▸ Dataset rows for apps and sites

# # #

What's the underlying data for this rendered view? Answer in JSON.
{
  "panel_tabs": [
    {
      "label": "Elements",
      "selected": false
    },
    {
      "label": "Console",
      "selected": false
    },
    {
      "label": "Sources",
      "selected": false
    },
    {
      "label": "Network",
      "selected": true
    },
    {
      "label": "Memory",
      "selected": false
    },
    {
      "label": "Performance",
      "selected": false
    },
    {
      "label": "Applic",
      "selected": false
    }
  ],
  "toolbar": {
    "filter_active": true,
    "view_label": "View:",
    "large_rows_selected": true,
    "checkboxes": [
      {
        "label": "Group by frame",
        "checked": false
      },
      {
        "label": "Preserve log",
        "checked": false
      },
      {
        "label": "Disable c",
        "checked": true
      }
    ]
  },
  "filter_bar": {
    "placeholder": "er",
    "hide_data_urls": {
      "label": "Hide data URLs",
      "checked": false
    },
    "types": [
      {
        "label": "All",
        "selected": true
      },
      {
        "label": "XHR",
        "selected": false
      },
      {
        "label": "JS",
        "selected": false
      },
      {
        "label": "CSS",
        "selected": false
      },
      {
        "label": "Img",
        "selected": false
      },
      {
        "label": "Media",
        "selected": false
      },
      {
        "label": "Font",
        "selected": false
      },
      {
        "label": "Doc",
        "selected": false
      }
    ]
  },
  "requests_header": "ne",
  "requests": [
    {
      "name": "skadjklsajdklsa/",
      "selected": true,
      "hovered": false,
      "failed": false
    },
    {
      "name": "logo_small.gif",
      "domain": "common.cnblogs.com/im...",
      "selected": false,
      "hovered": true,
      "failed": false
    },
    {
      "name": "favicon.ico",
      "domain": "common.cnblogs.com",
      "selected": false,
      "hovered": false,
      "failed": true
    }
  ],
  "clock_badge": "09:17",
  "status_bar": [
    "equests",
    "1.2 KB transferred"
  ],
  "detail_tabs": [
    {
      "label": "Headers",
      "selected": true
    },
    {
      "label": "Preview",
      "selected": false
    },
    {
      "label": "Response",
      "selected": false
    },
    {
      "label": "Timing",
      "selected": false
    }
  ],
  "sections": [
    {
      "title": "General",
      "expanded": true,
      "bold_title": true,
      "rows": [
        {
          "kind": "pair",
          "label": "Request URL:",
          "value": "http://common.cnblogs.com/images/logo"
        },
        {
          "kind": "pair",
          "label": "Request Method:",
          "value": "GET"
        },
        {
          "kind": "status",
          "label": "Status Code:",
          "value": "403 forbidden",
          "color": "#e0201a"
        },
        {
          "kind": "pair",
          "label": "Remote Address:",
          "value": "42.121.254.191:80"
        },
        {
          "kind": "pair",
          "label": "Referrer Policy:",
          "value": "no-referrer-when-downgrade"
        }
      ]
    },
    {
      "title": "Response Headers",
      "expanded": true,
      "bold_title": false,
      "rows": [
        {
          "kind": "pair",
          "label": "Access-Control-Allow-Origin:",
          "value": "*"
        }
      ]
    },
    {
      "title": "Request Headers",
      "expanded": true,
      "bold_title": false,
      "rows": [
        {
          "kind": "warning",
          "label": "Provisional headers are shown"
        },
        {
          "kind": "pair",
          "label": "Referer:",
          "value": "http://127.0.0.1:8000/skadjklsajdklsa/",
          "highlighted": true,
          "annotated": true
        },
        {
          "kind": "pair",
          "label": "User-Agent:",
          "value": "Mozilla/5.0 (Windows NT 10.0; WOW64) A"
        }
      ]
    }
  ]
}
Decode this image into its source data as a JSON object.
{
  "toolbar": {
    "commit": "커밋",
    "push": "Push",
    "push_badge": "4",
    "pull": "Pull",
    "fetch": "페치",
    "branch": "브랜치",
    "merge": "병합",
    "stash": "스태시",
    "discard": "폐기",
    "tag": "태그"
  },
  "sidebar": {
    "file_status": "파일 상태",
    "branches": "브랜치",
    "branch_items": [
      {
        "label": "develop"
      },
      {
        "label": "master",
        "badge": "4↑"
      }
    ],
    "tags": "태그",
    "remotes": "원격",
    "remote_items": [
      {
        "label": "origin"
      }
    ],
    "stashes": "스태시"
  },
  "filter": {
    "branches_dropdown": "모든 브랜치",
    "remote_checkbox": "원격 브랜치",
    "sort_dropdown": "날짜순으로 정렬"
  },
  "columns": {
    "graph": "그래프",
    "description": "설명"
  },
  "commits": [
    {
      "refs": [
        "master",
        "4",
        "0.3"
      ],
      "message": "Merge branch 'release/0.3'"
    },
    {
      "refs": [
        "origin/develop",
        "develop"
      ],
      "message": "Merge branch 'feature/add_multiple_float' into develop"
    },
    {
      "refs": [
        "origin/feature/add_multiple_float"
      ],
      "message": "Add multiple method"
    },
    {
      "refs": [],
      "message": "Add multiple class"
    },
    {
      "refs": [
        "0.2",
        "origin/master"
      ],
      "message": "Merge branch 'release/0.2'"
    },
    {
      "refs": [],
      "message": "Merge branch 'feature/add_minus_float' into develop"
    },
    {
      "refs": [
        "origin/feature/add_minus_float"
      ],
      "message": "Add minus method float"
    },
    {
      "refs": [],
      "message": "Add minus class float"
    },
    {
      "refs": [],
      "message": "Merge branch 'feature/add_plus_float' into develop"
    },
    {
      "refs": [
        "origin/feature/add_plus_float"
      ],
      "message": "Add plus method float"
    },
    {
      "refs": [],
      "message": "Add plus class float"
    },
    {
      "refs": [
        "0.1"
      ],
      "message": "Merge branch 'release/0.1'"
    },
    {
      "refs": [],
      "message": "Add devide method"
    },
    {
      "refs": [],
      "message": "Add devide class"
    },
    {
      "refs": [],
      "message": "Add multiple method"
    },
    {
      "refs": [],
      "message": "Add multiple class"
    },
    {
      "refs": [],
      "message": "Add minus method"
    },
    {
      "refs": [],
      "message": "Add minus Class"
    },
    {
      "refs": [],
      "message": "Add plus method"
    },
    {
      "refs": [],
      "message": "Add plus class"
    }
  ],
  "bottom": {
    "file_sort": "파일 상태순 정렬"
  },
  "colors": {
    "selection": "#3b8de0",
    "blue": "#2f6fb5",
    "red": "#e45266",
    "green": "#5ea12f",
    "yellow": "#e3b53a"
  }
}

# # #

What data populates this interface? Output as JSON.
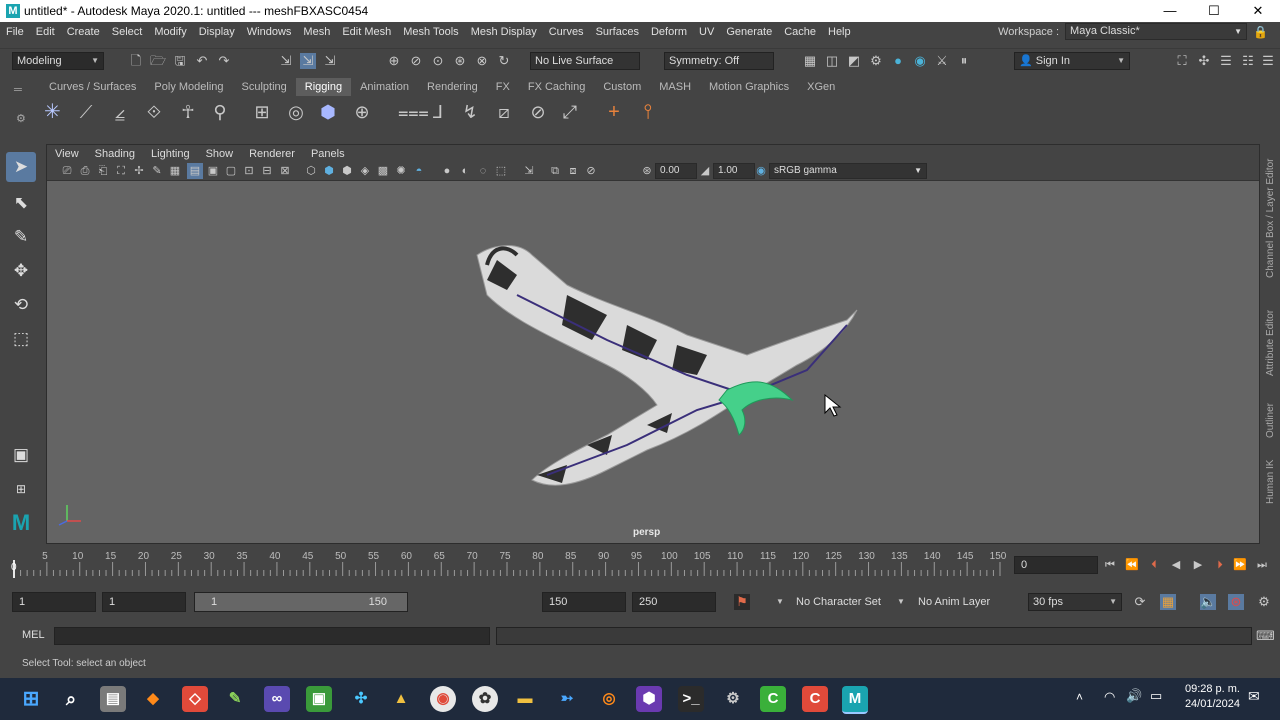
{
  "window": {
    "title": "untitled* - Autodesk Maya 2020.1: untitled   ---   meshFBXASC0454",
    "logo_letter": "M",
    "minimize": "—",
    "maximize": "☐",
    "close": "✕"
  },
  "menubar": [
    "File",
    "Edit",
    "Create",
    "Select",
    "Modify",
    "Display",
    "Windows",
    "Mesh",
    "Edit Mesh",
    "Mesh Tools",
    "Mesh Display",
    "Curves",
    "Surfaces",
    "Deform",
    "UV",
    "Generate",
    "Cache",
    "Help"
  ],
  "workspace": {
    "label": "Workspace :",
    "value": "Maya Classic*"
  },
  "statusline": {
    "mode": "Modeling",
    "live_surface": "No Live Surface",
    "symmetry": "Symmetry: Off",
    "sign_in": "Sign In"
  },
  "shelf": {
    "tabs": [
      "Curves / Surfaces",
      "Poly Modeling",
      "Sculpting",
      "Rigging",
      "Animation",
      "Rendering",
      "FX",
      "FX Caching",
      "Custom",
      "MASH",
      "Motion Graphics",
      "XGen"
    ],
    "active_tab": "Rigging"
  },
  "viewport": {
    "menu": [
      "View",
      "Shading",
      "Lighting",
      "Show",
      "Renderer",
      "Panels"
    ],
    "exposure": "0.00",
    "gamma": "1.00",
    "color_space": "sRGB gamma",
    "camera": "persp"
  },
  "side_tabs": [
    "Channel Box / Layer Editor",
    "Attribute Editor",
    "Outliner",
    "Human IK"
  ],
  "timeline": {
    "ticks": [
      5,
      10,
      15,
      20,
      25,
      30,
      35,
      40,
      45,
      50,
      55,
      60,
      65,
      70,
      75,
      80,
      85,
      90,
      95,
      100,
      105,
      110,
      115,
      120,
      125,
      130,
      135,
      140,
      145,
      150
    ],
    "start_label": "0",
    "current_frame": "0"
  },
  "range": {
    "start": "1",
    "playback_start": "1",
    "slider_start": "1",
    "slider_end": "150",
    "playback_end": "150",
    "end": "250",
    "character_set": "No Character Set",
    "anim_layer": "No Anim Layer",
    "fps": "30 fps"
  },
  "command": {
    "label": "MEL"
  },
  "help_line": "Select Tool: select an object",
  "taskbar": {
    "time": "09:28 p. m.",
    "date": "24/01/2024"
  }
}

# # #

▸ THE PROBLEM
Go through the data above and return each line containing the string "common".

▸ SOLUTION TO THIS PROBLEM
      "domain": "common.cnblogs.com/im...",
      "domain": "common.cnblogs.com",
          "value": "http://common.cnblogs.com/images/logo"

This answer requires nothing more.